Today, Group B Rally stands out as one of the craziest eras in motorsports history. It featured some of the most powerful cars of the 1980s, and indeed all motorsports history, blasting through rallies in relatively primitive 4WD systems. Manufacturers like Audi, Peugeot, Lancia, and Opel created some absolutely monster machines, though unfortunately they were short lived.
Group B Rally turned out to be just too dangerous to continue. Injuries and deaths started to mount up in the 1986 season, scaring off drivers and manufacturers. By the end of the year, Group B was on its way out as WRC realized the need for more safety. Highly engineered and tuned beasts like the Quattro Sport, 205 T16, Delta S4, and Manta 400, were soon sport-less. Though manufacturers re-imagined them for other uses, their initial Group B purposes were never realized.
There are still historical rally classes that allow for Group B Rally cars to race, though not nearly at the same level of competition. Unfortunately, Group B Rally is forever gone, a permanent resident of the mid-’80s zeitgeist.

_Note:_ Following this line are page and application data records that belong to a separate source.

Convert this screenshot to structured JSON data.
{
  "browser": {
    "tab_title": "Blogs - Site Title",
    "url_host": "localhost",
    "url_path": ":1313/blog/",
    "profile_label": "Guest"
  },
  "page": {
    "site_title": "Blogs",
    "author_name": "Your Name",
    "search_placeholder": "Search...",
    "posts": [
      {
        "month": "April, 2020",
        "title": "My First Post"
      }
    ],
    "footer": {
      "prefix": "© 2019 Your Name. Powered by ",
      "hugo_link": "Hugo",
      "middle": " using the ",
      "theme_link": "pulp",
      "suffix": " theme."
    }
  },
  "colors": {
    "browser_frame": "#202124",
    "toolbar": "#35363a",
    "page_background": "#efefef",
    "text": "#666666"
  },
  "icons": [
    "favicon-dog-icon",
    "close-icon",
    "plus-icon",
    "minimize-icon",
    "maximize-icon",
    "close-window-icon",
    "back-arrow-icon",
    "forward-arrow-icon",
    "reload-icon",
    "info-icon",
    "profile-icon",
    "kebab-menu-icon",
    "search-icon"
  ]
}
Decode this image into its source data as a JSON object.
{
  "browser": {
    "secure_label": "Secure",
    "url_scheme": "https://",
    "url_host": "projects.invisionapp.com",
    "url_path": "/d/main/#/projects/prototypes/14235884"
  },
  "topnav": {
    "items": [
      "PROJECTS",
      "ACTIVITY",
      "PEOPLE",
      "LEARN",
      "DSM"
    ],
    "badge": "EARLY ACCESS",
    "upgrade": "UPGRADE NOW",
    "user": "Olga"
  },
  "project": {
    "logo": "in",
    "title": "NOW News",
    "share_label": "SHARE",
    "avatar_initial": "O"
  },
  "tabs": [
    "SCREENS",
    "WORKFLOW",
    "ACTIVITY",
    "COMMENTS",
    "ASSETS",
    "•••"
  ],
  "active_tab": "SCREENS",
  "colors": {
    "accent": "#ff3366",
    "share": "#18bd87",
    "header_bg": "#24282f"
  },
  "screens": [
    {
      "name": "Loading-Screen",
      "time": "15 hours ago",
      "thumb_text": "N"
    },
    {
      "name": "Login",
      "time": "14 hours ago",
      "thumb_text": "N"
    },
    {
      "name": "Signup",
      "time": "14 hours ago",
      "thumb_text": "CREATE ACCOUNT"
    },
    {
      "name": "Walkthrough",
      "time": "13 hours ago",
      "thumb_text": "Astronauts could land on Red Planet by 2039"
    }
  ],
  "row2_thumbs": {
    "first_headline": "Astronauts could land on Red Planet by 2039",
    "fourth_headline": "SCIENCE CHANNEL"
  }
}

Still, it’s never too late to talk about Group B or learn its history. What is your connection to Group B Rally and WRC? Did you follow it growing up as a kid or are you just getting into it now a few decades later? Let us know what you think about Group B Rally in the comments below!